So left to our own devices, the human predicament is completely hopeless. As we saw from Genesis 3, If we fail to keep our attractions (to anyone or anything) under control, they will inevitably give rise to sinful desires. And James teaches that these desires will lure and entice us into temptations, which if not resisted will give birth to sin, which if not forgiven will bring forth death! No wonder the Apostle Paul exclaims elsewhere, reflecting on his struggle with sin, “Wretched man that I am! Who will deliver me from this body of death?” (Romans 7:24)
Jesus sympathizes and helps us to control our attractions
Praise God that, in Christ, we are not left to our own devices. We have one who can and will deliver us from our body of death and bring us securely into his glorious, eternal kingdom. One who has already paid the death penalty on our behalf and thereby fully satisfied God’s wrath for each and every time that you or I have allowed evil desires to conceive and give birth to sin. The writer of Hebrews reminds us that Jesus, because of his humanity, is able to offer sympathy and practical help as we struggle to keep our attractions under control and to resist temptation:
Since then we have a great high priest who has passed through the heavens, Jesus, the Son of God, let us hold fast our confession. For we do not have a high priest who is unable to sympathize with our weaknesses, but one who in every respect has been tempted as we are, yet without sin. Let us then with confidence draw near to the throne of grace, that we may receive mercy and find grace to help in time of need. (Hebrews 4:14-16)

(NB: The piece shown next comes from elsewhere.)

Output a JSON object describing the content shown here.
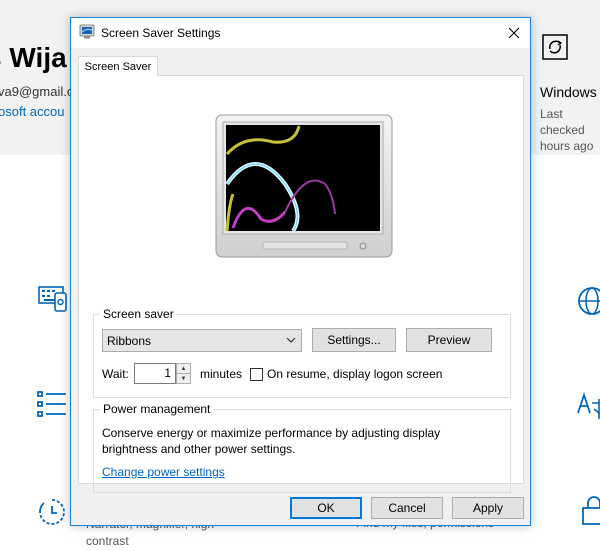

Matthew reveals in his gospel that various attractions were laid out before Jesus when the Spirit led him out into the wilderness to be tempted by the devil (Matthew 4:1-11). This included the temptation to avoid the cross altogether by bowing down and worshiping Satan. Did Jesus find this an attractive proposition? Well, Matthew doesn’t tell us, but Luke records Jesus as praying later on the Mount of Olives, “Father, if you are willing, remove this cup from me. Nevertheless, not my will, but yours, be done” (Luke 22:42). This suggests that Jesus in his humanity found the prospect of avoiding the cross very attractive indeed.
What we do know for sure is that Jesus was “in every respect…tempted as we are, yet without sin.” We must conclude from this that to be tempted to do something sinful cannot itself actually be sinful. So I may be tempted to idolize someone of the same sex that I find attractive (on any number of levels), or tempted to lust over someone that I find physically attractive. But if, by God’s grace, I resist those temptations then I do not sin and do not need to feel guilty simply for experiencing attractions to people of the same sex.
And the great news is that I can resist those temptations. But only by approaching God’s throne of grace with confidence, through Jesus Christ, and by pleading for his mercy and grace to help me in my time of need.